  • Alas, a Blog wants to know why it's being framed as a "cervical cancer vaccine" instead of an "HPV vaccine" (which it is) and why it's only for girls. It's true the that vaccine is to prevent HPV, and only certain strains, but those have been targeted due to the strong link with later cervical cancer. It's a preventative, to reduce future risk, although she raises a good point about how fewer parents might vaccinate their children if it were framed as an STD vaccine instead of focusing on the cancer reduction benefits. I imagine that the vaccine was researched with an eye toward preventing cervical cancer rather than HPV itself, in any case. The research is not complete on using the vaccine in boys.
  • Just Being Myself is also angry about the backlash
  • Touch Your Blog
  • Feministe also takes on Ms. Allen
  • Moonflake doesn't mince words, and calls her post "Mothers who want their daughters to die."
  • "Betty" also hasn't read the info on the studies not being done in boys yet and the notion that preventive vaccines need to be given well before sexual activity starts. What would she recommend instead of vaccination? "Teach your children. Teach them well. Answer the hard questions. Be a parent, not a reaction. Be a thinker, not a blind follower of corporate dogma."
  • Mary Tsao at BlogHer has a tongue-in-cheek approach, "Must-have products for raising sluts," inspired by DoctorMama

    Technorati Tags: ; ; ; ;
    MeSH Tags: Papillomavirus, Human; Uterine Cervical Neoplasms/prevention and control; Vaccines
  • 1 Comments:

    Blogger tallbubba said...

    Thank you for linking to my post.
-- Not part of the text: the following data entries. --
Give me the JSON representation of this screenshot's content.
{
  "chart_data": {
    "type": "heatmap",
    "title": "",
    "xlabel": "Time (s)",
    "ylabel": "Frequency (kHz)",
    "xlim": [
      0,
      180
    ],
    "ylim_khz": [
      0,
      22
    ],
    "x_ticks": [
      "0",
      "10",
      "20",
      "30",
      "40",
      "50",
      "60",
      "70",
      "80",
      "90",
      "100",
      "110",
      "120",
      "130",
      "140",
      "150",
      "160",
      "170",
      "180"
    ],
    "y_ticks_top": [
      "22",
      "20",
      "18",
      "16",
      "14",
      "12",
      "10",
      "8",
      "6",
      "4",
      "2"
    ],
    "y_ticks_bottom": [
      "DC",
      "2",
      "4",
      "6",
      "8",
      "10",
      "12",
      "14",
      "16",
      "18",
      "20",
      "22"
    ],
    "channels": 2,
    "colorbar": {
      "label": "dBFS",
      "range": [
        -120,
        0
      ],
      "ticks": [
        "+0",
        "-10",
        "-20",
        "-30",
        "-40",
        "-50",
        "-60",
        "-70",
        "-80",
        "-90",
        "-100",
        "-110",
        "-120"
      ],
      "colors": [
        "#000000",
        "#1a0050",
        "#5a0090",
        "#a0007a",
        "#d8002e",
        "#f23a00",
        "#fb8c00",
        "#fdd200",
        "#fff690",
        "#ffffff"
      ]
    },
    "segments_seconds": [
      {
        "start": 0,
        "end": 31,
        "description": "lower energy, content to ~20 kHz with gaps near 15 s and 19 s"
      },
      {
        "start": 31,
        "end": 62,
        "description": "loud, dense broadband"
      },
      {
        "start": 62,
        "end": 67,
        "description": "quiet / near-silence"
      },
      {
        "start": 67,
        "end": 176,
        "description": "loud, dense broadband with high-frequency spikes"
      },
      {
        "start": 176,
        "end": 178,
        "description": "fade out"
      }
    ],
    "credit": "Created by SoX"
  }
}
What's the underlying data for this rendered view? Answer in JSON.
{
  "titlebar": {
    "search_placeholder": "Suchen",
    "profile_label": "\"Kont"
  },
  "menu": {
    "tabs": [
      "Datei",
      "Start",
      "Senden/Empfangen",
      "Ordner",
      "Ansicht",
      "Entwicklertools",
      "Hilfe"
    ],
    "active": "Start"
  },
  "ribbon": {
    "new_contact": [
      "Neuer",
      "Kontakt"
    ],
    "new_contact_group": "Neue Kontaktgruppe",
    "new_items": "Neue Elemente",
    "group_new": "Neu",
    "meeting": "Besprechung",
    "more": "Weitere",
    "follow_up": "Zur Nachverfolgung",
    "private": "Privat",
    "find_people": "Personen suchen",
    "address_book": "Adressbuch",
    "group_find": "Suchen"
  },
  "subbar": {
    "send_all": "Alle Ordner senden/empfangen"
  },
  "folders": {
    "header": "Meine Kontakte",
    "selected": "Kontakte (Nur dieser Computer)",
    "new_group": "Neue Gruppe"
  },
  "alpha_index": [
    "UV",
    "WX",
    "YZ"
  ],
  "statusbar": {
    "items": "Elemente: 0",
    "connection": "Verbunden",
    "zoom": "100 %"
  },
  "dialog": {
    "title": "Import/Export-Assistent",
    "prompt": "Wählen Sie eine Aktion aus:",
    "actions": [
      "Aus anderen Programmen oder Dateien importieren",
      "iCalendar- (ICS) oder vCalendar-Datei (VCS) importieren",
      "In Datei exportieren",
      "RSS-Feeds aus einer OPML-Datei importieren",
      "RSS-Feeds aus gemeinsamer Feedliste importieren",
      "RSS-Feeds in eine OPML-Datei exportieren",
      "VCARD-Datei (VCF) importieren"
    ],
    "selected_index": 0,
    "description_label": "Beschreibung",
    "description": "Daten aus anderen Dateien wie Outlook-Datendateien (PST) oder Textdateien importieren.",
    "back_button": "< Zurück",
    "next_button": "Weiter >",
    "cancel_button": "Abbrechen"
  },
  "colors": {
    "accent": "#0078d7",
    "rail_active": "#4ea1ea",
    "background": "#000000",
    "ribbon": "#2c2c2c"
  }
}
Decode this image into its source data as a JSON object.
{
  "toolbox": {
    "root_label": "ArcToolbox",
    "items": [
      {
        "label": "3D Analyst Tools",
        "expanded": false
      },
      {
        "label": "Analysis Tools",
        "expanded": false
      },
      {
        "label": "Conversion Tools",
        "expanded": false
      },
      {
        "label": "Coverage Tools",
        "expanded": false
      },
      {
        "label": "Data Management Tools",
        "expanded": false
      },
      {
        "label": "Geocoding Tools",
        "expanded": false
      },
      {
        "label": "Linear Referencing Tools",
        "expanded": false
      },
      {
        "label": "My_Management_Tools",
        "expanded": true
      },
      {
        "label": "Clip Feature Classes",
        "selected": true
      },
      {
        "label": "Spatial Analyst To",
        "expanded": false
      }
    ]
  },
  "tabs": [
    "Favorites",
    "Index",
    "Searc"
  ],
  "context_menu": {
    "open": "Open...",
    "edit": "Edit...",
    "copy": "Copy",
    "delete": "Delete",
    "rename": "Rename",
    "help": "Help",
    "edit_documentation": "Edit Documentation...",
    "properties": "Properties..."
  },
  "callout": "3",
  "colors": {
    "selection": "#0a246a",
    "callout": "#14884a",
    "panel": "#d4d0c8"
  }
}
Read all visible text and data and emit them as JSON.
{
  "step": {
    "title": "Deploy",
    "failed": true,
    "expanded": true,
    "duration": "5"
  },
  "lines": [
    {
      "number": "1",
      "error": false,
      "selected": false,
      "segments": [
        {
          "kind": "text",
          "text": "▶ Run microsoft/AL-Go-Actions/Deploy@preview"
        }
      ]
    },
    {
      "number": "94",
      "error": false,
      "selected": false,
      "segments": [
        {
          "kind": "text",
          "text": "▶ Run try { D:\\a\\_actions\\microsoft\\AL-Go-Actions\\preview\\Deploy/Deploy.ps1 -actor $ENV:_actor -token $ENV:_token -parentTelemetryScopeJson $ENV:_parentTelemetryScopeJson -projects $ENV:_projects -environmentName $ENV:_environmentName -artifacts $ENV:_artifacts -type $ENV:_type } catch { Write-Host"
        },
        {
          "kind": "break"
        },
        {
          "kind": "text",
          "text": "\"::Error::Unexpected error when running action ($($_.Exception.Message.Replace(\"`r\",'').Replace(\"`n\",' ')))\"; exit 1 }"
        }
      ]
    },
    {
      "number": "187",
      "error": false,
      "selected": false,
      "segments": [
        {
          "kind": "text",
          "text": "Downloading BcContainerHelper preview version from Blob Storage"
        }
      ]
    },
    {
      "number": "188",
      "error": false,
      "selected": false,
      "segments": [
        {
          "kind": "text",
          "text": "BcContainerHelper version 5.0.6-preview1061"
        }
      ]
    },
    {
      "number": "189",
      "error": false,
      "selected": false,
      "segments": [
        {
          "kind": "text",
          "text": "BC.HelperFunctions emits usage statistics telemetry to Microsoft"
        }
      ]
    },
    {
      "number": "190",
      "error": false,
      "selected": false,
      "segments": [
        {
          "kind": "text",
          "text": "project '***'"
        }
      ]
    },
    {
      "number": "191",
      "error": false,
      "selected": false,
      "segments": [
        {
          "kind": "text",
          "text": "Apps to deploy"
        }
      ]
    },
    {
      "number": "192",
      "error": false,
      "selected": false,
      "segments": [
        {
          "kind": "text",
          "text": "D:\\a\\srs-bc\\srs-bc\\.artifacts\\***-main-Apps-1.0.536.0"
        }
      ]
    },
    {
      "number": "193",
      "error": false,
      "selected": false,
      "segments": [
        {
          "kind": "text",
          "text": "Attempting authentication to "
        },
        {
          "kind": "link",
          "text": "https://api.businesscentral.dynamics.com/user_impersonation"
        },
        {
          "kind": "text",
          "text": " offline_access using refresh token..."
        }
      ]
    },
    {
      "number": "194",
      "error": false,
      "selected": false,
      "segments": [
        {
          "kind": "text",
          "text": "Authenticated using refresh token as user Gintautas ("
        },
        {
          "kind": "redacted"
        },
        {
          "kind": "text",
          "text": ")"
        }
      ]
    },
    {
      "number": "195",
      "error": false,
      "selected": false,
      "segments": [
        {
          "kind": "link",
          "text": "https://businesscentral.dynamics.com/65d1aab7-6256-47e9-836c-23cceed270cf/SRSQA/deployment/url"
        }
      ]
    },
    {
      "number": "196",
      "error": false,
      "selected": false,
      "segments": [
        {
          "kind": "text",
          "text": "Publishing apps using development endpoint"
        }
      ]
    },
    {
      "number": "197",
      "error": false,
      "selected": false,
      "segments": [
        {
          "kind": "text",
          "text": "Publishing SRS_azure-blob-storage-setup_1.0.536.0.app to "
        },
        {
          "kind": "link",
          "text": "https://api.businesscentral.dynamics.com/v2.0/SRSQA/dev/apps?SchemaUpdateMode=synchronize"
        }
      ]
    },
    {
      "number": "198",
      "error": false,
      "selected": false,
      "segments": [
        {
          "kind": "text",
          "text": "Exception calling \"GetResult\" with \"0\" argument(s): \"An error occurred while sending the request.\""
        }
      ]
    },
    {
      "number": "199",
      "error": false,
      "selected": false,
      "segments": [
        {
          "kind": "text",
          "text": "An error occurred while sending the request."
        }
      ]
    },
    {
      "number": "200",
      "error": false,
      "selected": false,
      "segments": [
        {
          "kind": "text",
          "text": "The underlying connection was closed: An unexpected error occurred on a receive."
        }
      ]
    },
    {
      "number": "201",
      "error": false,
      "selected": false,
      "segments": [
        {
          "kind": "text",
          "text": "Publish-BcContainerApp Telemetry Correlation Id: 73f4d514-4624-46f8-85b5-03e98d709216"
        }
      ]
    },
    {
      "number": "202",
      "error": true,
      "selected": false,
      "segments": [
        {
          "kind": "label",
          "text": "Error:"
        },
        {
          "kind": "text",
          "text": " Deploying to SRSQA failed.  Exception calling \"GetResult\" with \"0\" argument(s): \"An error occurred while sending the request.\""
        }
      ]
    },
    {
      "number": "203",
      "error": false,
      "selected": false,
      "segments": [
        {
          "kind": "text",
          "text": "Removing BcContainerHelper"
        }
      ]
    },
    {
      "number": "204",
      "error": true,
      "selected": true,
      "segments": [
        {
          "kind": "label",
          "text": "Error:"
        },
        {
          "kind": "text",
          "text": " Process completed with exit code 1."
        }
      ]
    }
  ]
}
Its sad really. What I think is worse, American media coverage was what 15 minutes and then it was gone. This is something that affects women all over the world daily and the American media can only be bothered to deal with it when religion and politics are involved! Keep up the fight.

    Ben

    10:31 PM  

    Post a Comment

    Links to this post:

    Create a Link

    << Home